- Opening Delimiter -

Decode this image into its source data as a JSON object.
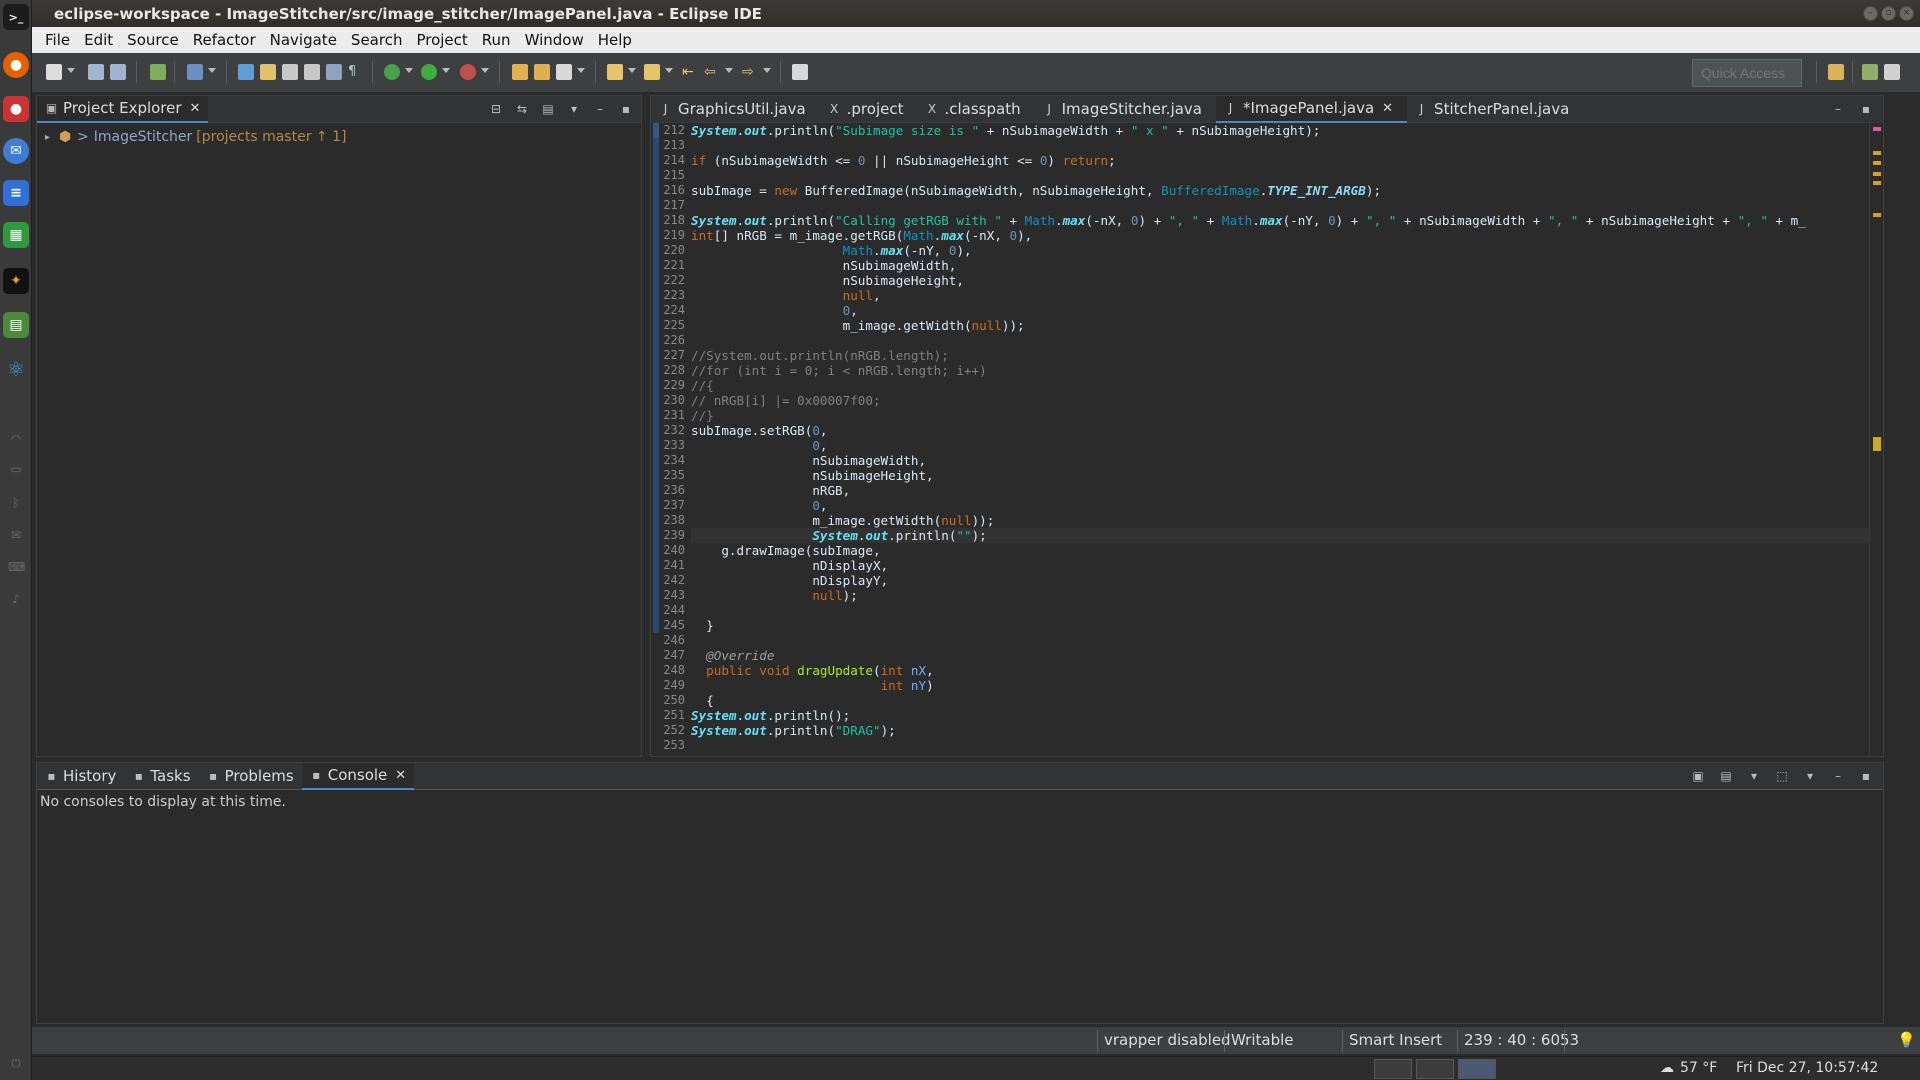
{
  "window": {
    "title": "eclipse-workspace - ImageStitcher/src/image_stitcher/ImagePanel.java - Eclipse IDE"
  },
  "menu": [
    "File",
    "Edit",
    "Source",
    "Refactor",
    "Navigate",
    "Search",
    "Project",
    "Run",
    "Window",
    "Help"
  ],
  "toolbar": {
    "quick_access_placeholder": "Quick Access"
  },
  "explorer": {
    "tab_label": "Project Explorer",
    "project_prefix": ">",
    "project_name": "ImageStitcher",
    "project_git": "[projects master ↑ 1]"
  },
  "editor": {
    "tabs": [
      {
        "label": "GraphicsUtil.java",
        "icon": "java-file-icon",
        "active": false
      },
      {
        "label": ".project",
        "icon": "xml-file-icon",
        "active": false
      },
      {
        "label": ".classpath",
        "icon": "xml-file-icon",
        "active": false
      },
      {
        "label": "ImageStitcher.java",
        "icon": "java-file-icon",
        "active": false
      },
      {
        "label": "*ImagePanel.java",
        "icon": "java-file-icon",
        "active": true
      },
      {
        "label": "StitcherPanel.java",
        "icon": "java-file-icon",
        "active": false
      }
    ],
    "lines": [
      {
        "n": "212",
        "t": [
          [
            "fld",
            "System"
          ],
          [
            "plain",
            "."
          ],
          [
            "fld",
            "out"
          ],
          [
            "plain",
            ".println("
          ],
          [
            "str",
            "\"Subimage size is \""
          ],
          [
            "plain",
            " + nSubimageWidth + "
          ],
          [
            "str",
            "\" x \""
          ],
          [
            "plain",
            " + nSubimageHeight);"
          ]
        ]
      },
      {
        "n": "213",
        "t": []
      },
      {
        "n": "214",
        "t": [
          [
            "kw",
            "if"
          ],
          [
            "plain",
            " (nSubimageWidth <= "
          ],
          [
            "num",
            "0"
          ],
          [
            "plain",
            " || nSubimageHeight <= "
          ],
          [
            "num",
            "0"
          ],
          [
            "plain",
            ") "
          ],
          [
            "kw",
            "return"
          ],
          [
            "plain",
            ";"
          ]
        ]
      },
      {
        "n": "215",
        "t": []
      },
      {
        "n": "216",
        "t": [
          [
            "plain",
            "subImage = "
          ],
          [
            "kw",
            "new"
          ],
          [
            "plain",
            " BufferedImage(nSubimageWidth, nSubimageHeight, "
          ],
          [
            "cls",
            "BufferedImage"
          ],
          [
            "plain",
            "."
          ],
          [
            "cst",
            "TYPE_INT_ARGB"
          ],
          [
            "plain",
            ");"
          ]
        ]
      },
      {
        "n": "217",
        "t": []
      },
      {
        "n": "218",
        "t": [
          [
            "fld",
            "System"
          ],
          [
            "plain",
            "."
          ],
          [
            "fld",
            "out"
          ],
          [
            "plain",
            ".println("
          ],
          [
            "str",
            "\"Calling getRGB with \""
          ],
          [
            "plain",
            " + "
          ],
          [
            "cls",
            "Math"
          ],
          [
            "plain",
            "."
          ],
          [
            "fld",
            "max"
          ],
          [
            "plain",
            "(-nX, "
          ],
          [
            "num",
            "0"
          ],
          [
            "plain",
            ") + "
          ],
          [
            "str",
            "\", \""
          ],
          [
            "plain",
            " + "
          ],
          [
            "cls",
            "Math"
          ],
          [
            "plain",
            "."
          ],
          [
            "fld",
            "max"
          ],
          [
            "plain",
            "(-nY, "
          ],
          [
            "num",
            "0"
          ],
          [
            "plain",
            ") + "
          ],
          [
            "str",
            "\", \""
          ],
          [
            "plain",
            " + nSubimageWidth + "
          ],
          [
            "str",
            "\", \""
          ],
          [
            "plain",
            " + nSubimageHeight + "
          ],
          [
            "str",
            "\", \""
          ],
          [
            "plain",
            " + m_"
          ]
        ]
      },
      {
        "n": "219",
        "t": [
          [
            "kw",
            "int"
          ],
          [
            "plain",
            "[] nRGB = m_image.getRGB("
          ],
          [
            "cls",
            "Math"
          ],
          [
            "plain",
            "."
          ],
          [
            "fld",
            "max"
          ],
          [
            "plain",
            "(-nX, "
          ],
          [
            "num",
            "0"
          ],
          [
            "plain",
            "),"
          ]
        ]
      },
      {
        "n": "220",
        "t": [
          [
            "plain",
            "                    "
          ],
          [
            "cls",
            "Math"
          ],
          [
            "plain",
            "."
          ],
          [
            "fld",
            "max"
          ],
          [
            "plain",
            "(-nY, "
          ],
          [
            "num",
            "0"
          ],
          [
            "plain",
            "),"
          ]
        ]
      },
      {
        "n": "221",
        "t": [
          [
            "plain",
            "                    nSubimageWidth,"
          ]
        ]
      },
      {
        "n": "222",
        "t": [
          [
            "plain",
            "                    nSubimageHeight,"
          ]
        ]
      },
      {
        "n": "223",
        "t": [
          [
            "plain",
            "                    "
          ],
          [
            "kw",
            "null"
          ],
          [
            "plain",
            ","
          ]
        ]
      },
      {
        "n": "224",
        "t": [
          [
            "plain",
            "                    "
          ],
          [
            "num",
            "0"
          ],
          [
            "plain",
            ","
          ]
        ]
      },
      {
        "n": "225",
        "t": [
          [
            "plain",
            "                    m_image.getWidth("
          ],
          [
            "kw",
            "null"
          ],
          [
            "plain",
            "));"
          ]
        ]
      },
      {
        "n": "226",
        "t": []
      },
      {
        "n": "227",
        "t": [
          [
            "cmt",
            "//System.out.println(nRGB.length);"
          ]
        ]
      },
      {
        "n": "228",
        "t": [
          [
            "cmt",
            "//for (int i = 0; i < nRGB.length; i++)"
          ]
        ]
      },
      {
        "n": "229",
        "t": [
          [
            "cmt",
            "//{"
          ]
        ]
      },
      {
        "n": "230",
        "t": [
          [
            "cmt",
            "// nRGB[i] |= 0x00007f00;"
          ]
        ]
      },
      {
        "n": "231",
        "t": [
          [
            "cmt",
            "//}"
          ]
        ]
      },
      {
        "n": "232",
        "t": [
          [
            "plain",
            "subImage.setRGB("
          ],
          [
            "num",
            "0"
          ],
          [
            "plain",
            ","
          ]
        ]
      },
      {
        "n": "233",
        "t": [
          [
            "plain",
            "                "
          ],
          [
            "num",
            "0"
          ],
          [
            "plain",
            ","
          ]
        ]
      },
      {
        "n": "234",
        "t": [
          [
            "plain",
            "                nSubimageWidth,"
          ]
        ]
      },
      {
        "n": "235",
        "t": [
          [
            "plain",
            "                nSubimageHeight,"
          ]
        ]
      },
      {
        "n": "236",
        "t": [
          [
            "plain",
            "                nRGB,"
          ]
        ]
      },
      {
        "n": "237",
        "t": [
          [
            "plain",
            "                "
          ],
          [
            "num",
            "0"
          ],
          [
            "plain",
            ","
          ]
        ]
      },
      {
        "n": "238",
        "t": [
          [
            "plain",
            "                m_image.getWidth("
          ],
          [
            "kw",
            "null"
          ],
          [
            "plain",
            "));"
          ]
        ]
      },
      {
        "n": "239",
        "t": [
          [
            "plain",
            "                "
          ],
          [
            "fld",
            "System"
          ],
          [
            "plain",
            "."
          ],
          [
            "fld",
            "out"
          ],
          [
            "plain",
            ".println("
          ],
          [
            "str",
            "\"\""
          ],
          [
            "plain",
            ");"
          ]
        ],
        "cur": true
      },
      {
        "n": "240",
        "t": [
          [
            "plain",
            "    g.drawImage(subImage,"
          ]
        ]
      },
      {
        "n": "241",
        "t": [
          [
            "plain",
            "                nDisplayX,"
          ]
        ]
      },
      {
        "n": "242",
        "t": [
          [
            "plain",
            "                nDisplayY,"
          ]
        ]
      },
      {
        "n": "243",
        "t": [
          [
            "plain",
            "                "
          ],
          [
            "kw",
            "null"
          ],
          [
            "plain",
            ");"
          ]
        ]
      },
      {
        "n": "244",
        "t": []
      },
      {
        "n": "245",
        "t": [
          [
            "plain",
            "  }"
          ]
        ]
      },
      {
        "n": "246",
        "t": []
      },
      {
        "n": "247",
        "t": [
          [
            "ann",
            "  @Override"
          ]
        ]
      },
      {
        "n": "248",
        "t": [
          [
            "kw",
            "  public void "
          ],
          [
            "mth",
            "dragUpdate"
          ],
          [
            "plain",
            "("
          ],
          [
            "kw",
            "int"
          ],
          [
            "var",
            " nX"
          ],
          [
            "plain",
            ","
          ]
        ]
      },
      {
        "n": "249",
        "t": [
          [
            "plain",
            "                         "
          ],
          [
            "kw",
            "int"
          ],
          [
            "var",
            " nY"
          ],
          [
            "plain",
            ")"
          ]
        ]
      },
      {
        "n": "250",
        "t": [
          [
            "plain",
            "  {"
          ]
        ]
      },
      {
        "n": "251",
        "t": [
          [
            "fld",
            "System"
          ],
          [
            "plain",
            "."
          ],
          [
            "fld",
            "out"
          ],
          [
            "plain",
            ".println();"
          ]
        ]
      },
      {
        "n": "252",
        "t": [
          [
            "fld",
            "System"
          ],
          [
            "plain",
            "."
          ],
          [
            "fld",
            "out"
          ],
          [
            "plain",
            ".println("
          ],
          [
            "str",
            "\"DRAG\""
          ],
          [
            "plain",
            ");"
          ]
        ]
      },
      {
        "n": "253",
        "t": []
      }
    ]
  },
  "bottom": {
    "tabs": [
      {
        "label": "History",
        "icon": "history-icon",
        "active": false
      },
      {
        "label": "Tasks",
        "icon": "tasks-icon",
        "active": false
      },
      {
        "label": "Problems",
        "icon": "problems-icon",
        "active": false
      },
      {
        "label": "Console",
        "icon": "console-icon",
        "active": true
      }
    ],
    "console_message": "No consoles to display at this time."
  },
  "status": {
    "vrapper": "vrapper disabled",
    "writable": "Writable",
    "insert_mode": "Smart Insert",
    "position": "239 : 40 : 6053"
  },
  "tray": {
    "temperature": "57 °F",
    "datetime": "Fri Dec 27, 10:57:42"
  },
  "colors": {
    "accent": "#4a88c7",
    "keyword": "#cc6c1d",
    "string": "#17c6a3"
  }
}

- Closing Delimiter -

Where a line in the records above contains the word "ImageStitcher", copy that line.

- **Result below**
    "title": "eclipse-workspace - ImageStitcher/src/image_stitcher/ImagePanel.java - Eclipse IDE"
    "project_name": "ImageStitcher",
        "label": "ImageStitcher.java",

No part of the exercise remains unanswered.